Creedence Clearwater Revival are an American rock band popular in the late 1960s and early 1970s. Their musical influence can be heard in many genres including southern rock, grunge, roots rock, and blues.



Thanks largely to John Fogerty's rough, inimitable voice and seemingly bottomless supply of great melodies, Creedence Clearwater Revival were the preeminent American singles band of the late Sixties and early Seventies.

John Fogerty and his brother Tommy were raised in Berkeley, where John studied piano and at the age of 12 got his first guitar. He met bandmates Cook and Clifford at El Cerrito junior high school, and by 1959 the group was performing at local dances as 'Tommy Fogerty and the Blue Velvets'. In 1964 the quartet signed to San Francisco-based Fantasy Records, where Tom had been working as a packing and shipping clerk. The label renamed them the Golliwogs and began putting out singles. 'Brown Eyed Girl' sold 10,000 copies in 1965, but the follow-ups were flops. Greater success came after they adopted the CCR moniker in 1967.

Several Fogerty compositions appeared on 'Creedence Clearwater Revival', but cover versions of Dale Hawkins' 'Suzie Q' and Screamin' Jay Hawkins' 'I Put a Spell on You' were the group's first hits. With the release of 'Bayou Country', Creedence became the most popular rock band in America. Beginning with the two-sided gold hit 'Proud Mary' and 'Born on the Bayou', Creedence dominated Top Forty radio for two years without disappointing the anticommercial element of the rock audience.

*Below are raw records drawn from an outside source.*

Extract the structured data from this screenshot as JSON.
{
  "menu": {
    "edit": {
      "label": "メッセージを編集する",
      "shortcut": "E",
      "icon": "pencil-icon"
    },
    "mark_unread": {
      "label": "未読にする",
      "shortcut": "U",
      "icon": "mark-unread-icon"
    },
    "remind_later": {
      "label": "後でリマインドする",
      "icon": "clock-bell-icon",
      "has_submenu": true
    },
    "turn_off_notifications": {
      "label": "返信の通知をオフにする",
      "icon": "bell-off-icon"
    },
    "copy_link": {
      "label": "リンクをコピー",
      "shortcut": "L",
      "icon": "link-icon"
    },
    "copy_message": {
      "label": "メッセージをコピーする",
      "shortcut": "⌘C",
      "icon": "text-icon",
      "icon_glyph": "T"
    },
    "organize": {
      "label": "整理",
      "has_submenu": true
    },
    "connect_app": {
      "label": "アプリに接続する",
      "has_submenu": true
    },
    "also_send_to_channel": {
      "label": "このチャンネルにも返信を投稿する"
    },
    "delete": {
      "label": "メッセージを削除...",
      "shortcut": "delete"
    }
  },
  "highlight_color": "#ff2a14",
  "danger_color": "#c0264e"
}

CCR's rough-hewn rockers often dealt with political and cultural issues, and the quartet appeared at the Woodstock Festival. Creedence had seven major hit singles in 1969 and 1970, including 'Bad Moon Rising' (Number Two, 1969), 'Green River' (Number Two, 1969), 'Fortunate Son' (Number 14, 1969), 'Down on the Corner' (Number Three, 1969), 'Travelin' Band' (Number Two, 1970), 'Up Around the Bend' (Number Four, 1970) and 'Lookin' Out My Back Door' (Number Two, 1970).

Although Creedence's success continued after 'Cosmo's Factory', it was the group's artistic peak. Internal dissension, primarily the result of John Fogerty's dominant role, began to pull the band apart in the early '70s. Tom left in January 1971, one month after the release of the pivotal 'Pendulum' which became the group's fifth platinum album. Creedence carried on as a trio, touring worldwide; 'Live in Europe' was the recorded result. CCR's final album, 'Mardi Gras', gave Cook and Clifford an equal share of the songwriting and lead vocals. It was the band's first album not to go platinum. Creedence disbanded in October 1972, and Fantasy has subsequently released a number of albums, including a live recording of a 1970 Oakland concert, which upon original release was erroneously titled Live at Albert Hall (it was later retitled The Concert).